I am including a link to the 7th grade Science Standards to refresh in your mind what all we have done this year. https://www.georgiastandards.org/Georgia-Standards/Documents/Science-Seventh-Grade-Georgia-Standards.pdf
ALL WORK NEEDS TO BE COMPLETED AND TURNED IN BY MAY 8. Here is an example of a one-pager you can Google it to see even more. There are many ways to create them. Make it your own.
7th grade students: Math will be scheduled for Tuesday and Thursday. You may choose to complete the lessons below or check Google Classroom for alternate digital activities. Use alternating days to complete any unfinished work.
Tuesday, May 5th
A chance experiment is something that happens where the outcome is unknown. For example, if we flip a coin, we don’t know if the result will be a head or a tail. An outcome of a chance experiment is something that can happen when you do a chance experiment. For example, when you flip a coin, one possible outcome is that you will get a head.

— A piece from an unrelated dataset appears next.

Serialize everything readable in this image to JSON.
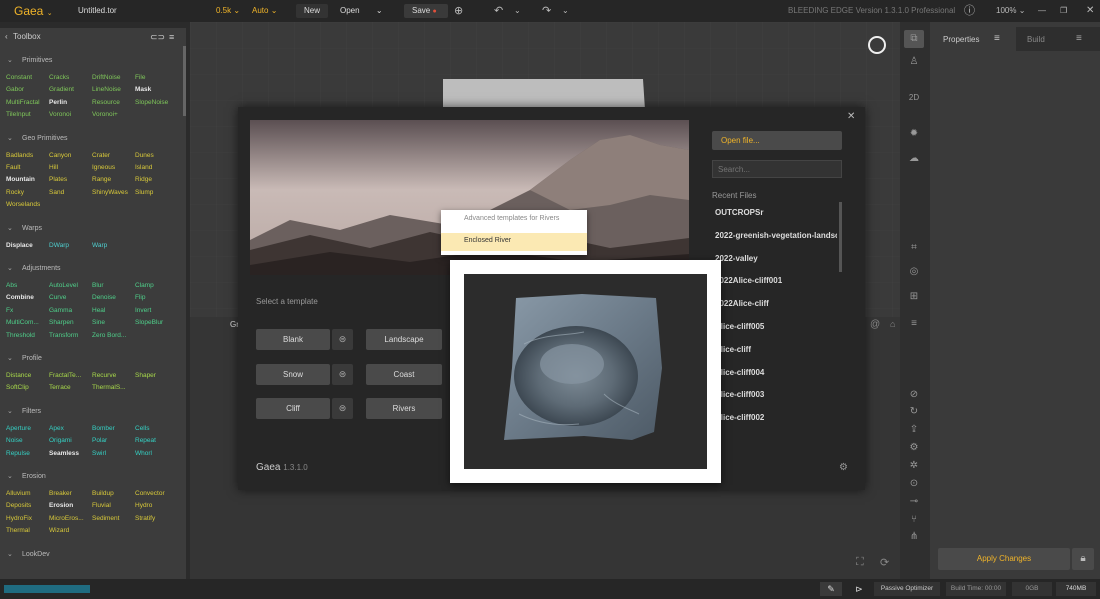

An event is a set of one or more outcomes.
We can describe events using these phrases:
ImpossibleUnlikelyEqually likely as notLikelyCertainFor example, if you flip a coin:
It is impossible that the coin will turn into a bottle of ketchup.It is unlikely the coin will land on its edge.It is equally likely as not that you will get a tail.It is likely that you will get a head or a tail.It is certain that the coin will land somewhere.
The probability of an event is a measure of the likelihood that an event will occur.
1.The likelihood that Han makes a free throw in basketball is 60%. The likelihood that he makes a 3-point shot is 0.345. Which event is more likely, Han making a free throw or making a 3-point shot? Explain your reasoning.
2.Different events have the following likelihoods. Sort them from least to greatest:
60%8 out of 100.3720%
3.There are 25 prime numbers between 1 and 100. There are 46 prime numbers between 1 and 200. Which situation is more likely? Explain your reasoning.
a.A computer produces a random number between 1 and 100 that is prime.
b.A computer produces a random number between 1 and 200 that is prime
Thursday, May 7th
The probability of an event is a measure of the likelihood that the event will occur. Probabilities are expressed using numbers from 0 to 1.
If the probability is 0, that means the event is impossible. For example, when you flip a coin, the probability that it will turn into a bottle of ketchup is 0. The closer the probability of some event is to 0, the less likely it is.If the probability is 1, that means the event is certain. For example, when you flip a coin, the probability that it will land somewhere is 1. The closer the probability of some event is to 1, the more likely it is.
If we list all of the possible outcomes for a chance experiment, we get the sample space for that experiment. For example, the sample space for rolling a standard number cube includes six outcomes: 1, 2, 3, 4, 5, and 6. The probability that the number cube will land showing the number 4 is . In general, if all outcomes in an experiment are equally likely and there are possible outcomes, then the probability of a single outcome is .
Sometimes we have a set of possible outcomes and we want one of them to be selected at random. That means that we want to select an outcome in a way that each of the outcomes is equally likely. For example, if two people both want to read the same book, we could flip a coin to see who gets to read the book first.
1.List the sample space for each chance experiment.
a.Flipping a coinb.Selecting a random season of the yearc.Selecting a random day of the week
2.A computer randomly selects a letter from the alphabet.a.How many different outcomes are in the sample space?b.What is the probability the computer produces the first letter of your first name?
3.What is the probability of selecting a random month of the year and getting a month that starts with the letter “J?” If you get stuck, consider listing the sample space.